November 22 2011 09:09AM
Here is something you can't understand, how Maxim can just kill a man.
I almost published a post on Sunday night about the Lapierre hit on Jesse Winchester that resulted in Winchester going through the gate and onto the Canucks bench. Ultimately, I decided that it was a complete non-story unworthy of mention and that if I posted it, it would be a cynical attempt to troll for hits. Well, a frustrated Senators team, and Bruce Garrioch took a different view (resulting in the story making Puck Daddy):
Accused of being one of the NHL’s most hated teams, the Canucks certainly lived up to that billing. Winger Maxim Lapierre slammed Jesse Winchester into an open bench door being controlled by Alex Burrows with no call.
It appeared Burrows opened the door and Ottawa players weren’t pleased.
Winchester said the decision by Burrows was dangerous.
“It’s not a safe play,” said Winchester. “I was under the impression my butt was against the wall, the next thing I know I’m through the bench. I couldn’t see behind me, I’m not paying attention to what’s on the bench.”
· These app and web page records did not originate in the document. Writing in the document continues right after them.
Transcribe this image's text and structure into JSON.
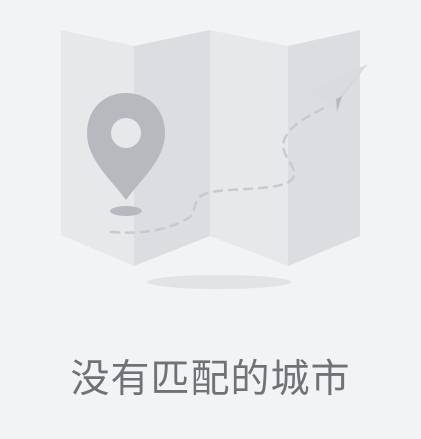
{
  "empty_state": {
    "message": "没有匹配的城市",
    "illustration_icon": "folded-map-icon",
    "location_icon": "map-pin-icon",
    "plane_icon": "paper-plane-icon"
  },
  "colors": {
    "background": "#f2f3f5",
    "map_light": "#e7e8ea",
    "map_dark": "#dcdde0",
    "pin": "#b6b9be",
    "text": "#6f7378"
  }
}
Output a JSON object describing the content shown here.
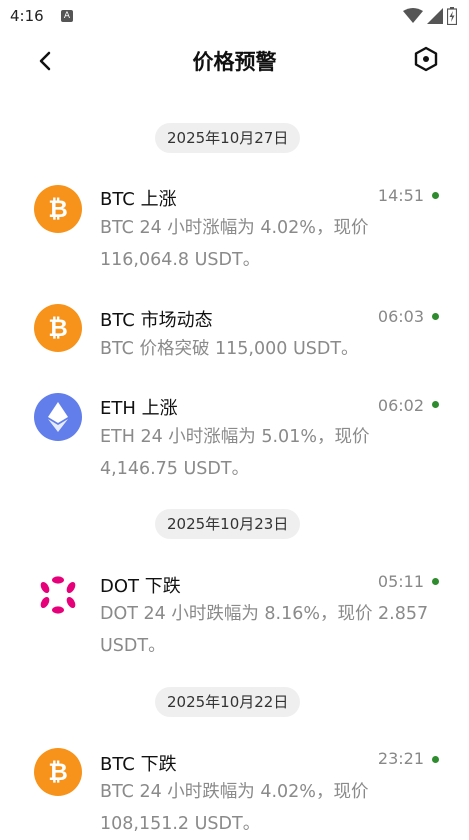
{
  "status": {
    "time": "4:16",
    "badge": "A"
  },
  "header": {
    "title": "价格预警"
  },
  "groups": [
    {
      "date": "2025年10月27日"
    },
    {
      "date": "2025年10月23日"
    },
    {
      "date": "2025年10月22日"
    }
  ],
  "alerts": [
    {
      "icon": "bitcoin-icon",
      "title": "BTC 上涨",
      "time": "14:51",
      "body": "BTC 24 小时涨幅为 4.02%，现价 116,064.8 USDT。"
    },
    {
      "icon": "bitcoin-icon",
      "title": "BTC 市场动态",
      "time": "06:03",
      "body": "BTC 价格突破 115,000 USDT。"
    },
    {
      "icon": "ethereum-icon",
      "title": "ETH 上涨",
      "time": "06:02",
      "body": "ETH 24 小时涨幅为 5.01%，现价 4,146.75 USDT。"
    },
    {
      "icon": "polkadot-icon",
      "title": "DOT 下跌",
      "time": "05:11",
      "body": "DOT 24 小时跌幅为 8.16%，现价 2.857 USDT。"
    },
    {
      "icon": "bitcoin-icon",
      "title": "BTC 下跌",
      "time": "23:21",
      "body": "BTC 24 小时跌幅为 4.02%，现价 108,151.2 USDT。"
    }
  ],
  "colors": {
    "bitcoin": "#f7931a",
    "ethereum": "#627eea",
    "polkadot": "#e6007a",
    "unread": "#2e8b2e"
  }
}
The way the Senators and Winchester see the play, Alex Burrows was in control of the bench door, and using "Chaplin-esque" comedic timing, unlocked the door just in time for Maxim Lapierre to slam Winchester onto the Canucks bench. Let's check out the video evidence:
So the "smoking gun" is that Burrows' left hand was holding the gate when Winchester got hit through it. It has been pointed out that the latches aren't on the top of the gate (where Burrows' hands are) and that the Canucks were mid-line change when the puck bounced into the area around their bench. Never mind that Maxim Lapierre skated nearly 80 feet, and held-up on a check intended for Bobby Butler, before making contact with Winchester; some will still contend that Burrows had enough time to gauge the trajectory of Lapierre's hit before it happened. And that's how the Canucks set up a dangerous pratfall for Winchester - case closed.
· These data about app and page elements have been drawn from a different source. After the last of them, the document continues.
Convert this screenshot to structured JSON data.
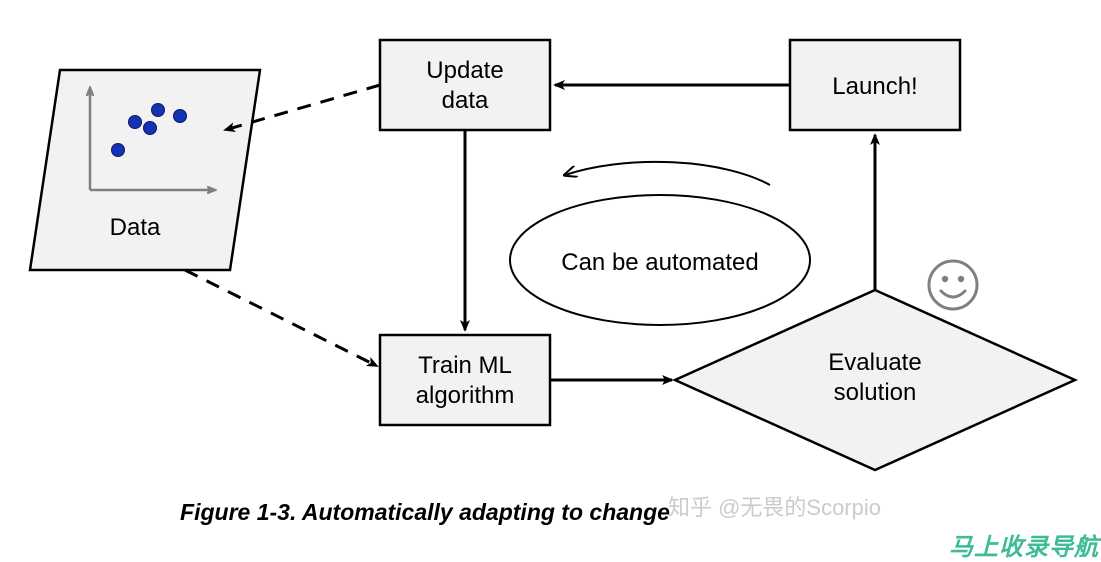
{
  "nodes": {
    "data": "Data",
    "update_line1": "Update",
    "update_line2": "data",
    "launch": "Launch!",
    "automated": "Can be automated",
    "train_line1": "Train ML",
    "train_line2": "algorithm",
    "evaluate_line1": "Evaluate",
    "evaluate_line2": "solution"
  },
  "caption": "Figure 1-3. Automatically adapting to change",
  "watermarks": {
    "w1": "知乎 @无畏的Scorpio",
    "w2": "马上收录导航"
  }
}
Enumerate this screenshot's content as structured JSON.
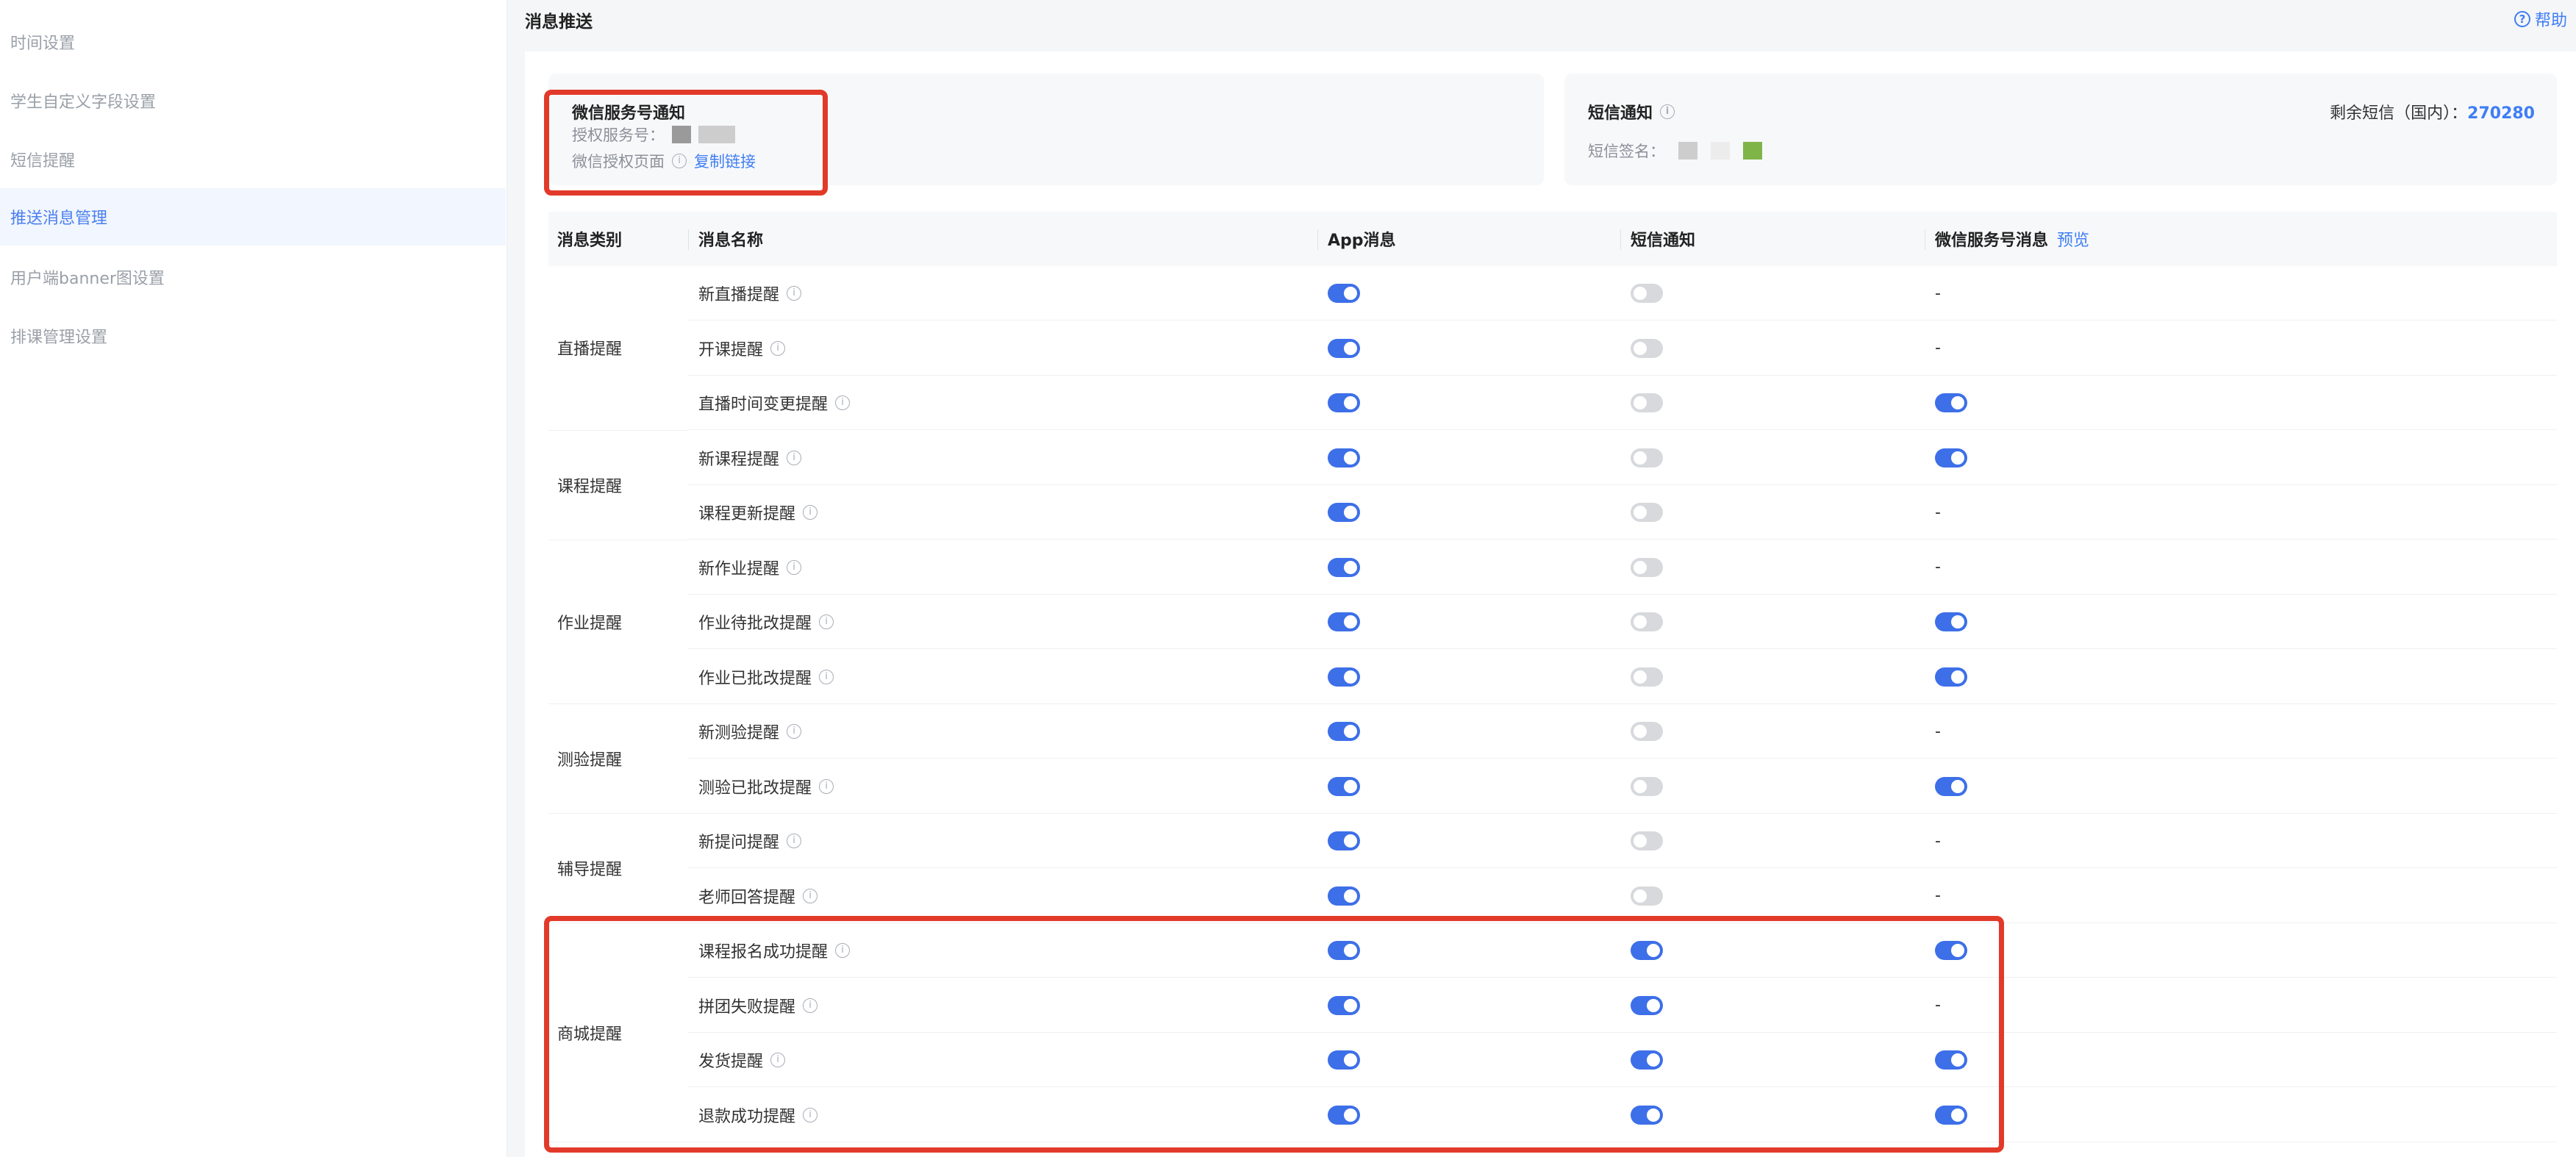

Look, I'm happy to call the Canucks on a dirty play when I see it, but as far as I'm concerned, Burrows would have to be a psychic to anticipate this play sufficiently well to banana-peel Winchester in this manner. If you have to do mental gymnastics to prop up an argument ascribing ill-intent, you're probably better off picking up Occam's Mach-8 disposable razor, especially since you're probably not very sharp.
As for Winchester's comment that this was a "dangerous play," he's right, and that shouldn't be ignored. Perhaps there should be a bench minor for a team that fails to secure the gate on a play like this. If the discussion was "Burrows and the Canucks bench failed to secure their gate, which was reckless" well that would be a reasonable place to start a discussion about this play.
But that's not the tenor of this discussion, and it never is when it comes to the Canucks. Which of course ties back into this season's theme of Embracing the Hate. In this case, a pretty clear cut accident is presented by the media as some intentional, slap-stick designed to potentially injure an opposing player. Well okay then.
"But it was Maxim Lapierre and Alex Burrows! They're French, they play dirty, they're competing as synchronized divers for Canada in London in 2012, and one of them moon-lights as a cannibal! " - An idiot.
When the Canucks spoke with Botchford about being "tired" of their "most hated team in the league" status, this is probably what they were getting at. The media, bloggers and occasionally the opposition, habitually superimpose malignant intent onto anything that happens while the Canucks are on the ice. It doesn't matter how tenuous the evidence is, either. The result is often awkward, and occasionally veers into irrationality.
But you make your own reputation, and the Canucks have, like it or not, earned theirs. They're not likely to get the benefit of the doubt from their opponents or the league, especially when the last names on the offending sweaters read: "Burrows #14" and "Lapierre #40".
So be it. Embracing the Hate, means letting detractors make fools of themselves on occasion. Anyone who watches this with a critical eye is going to realize how silly it is to make this on-ice accident out to be something malicious and intentional. If they see something else, I can't help them, because there's simply no smoke here, and even less fire.
The odd thing is that Andrew Alberts' hit when he boarded Kaspers Daugavins in the same game was a legitimate bad hit, the type of play I hate to see, and want eliminated from the game. But apparently that hit is an after-thought in comparison with this sequence? That is mind-numbing to me.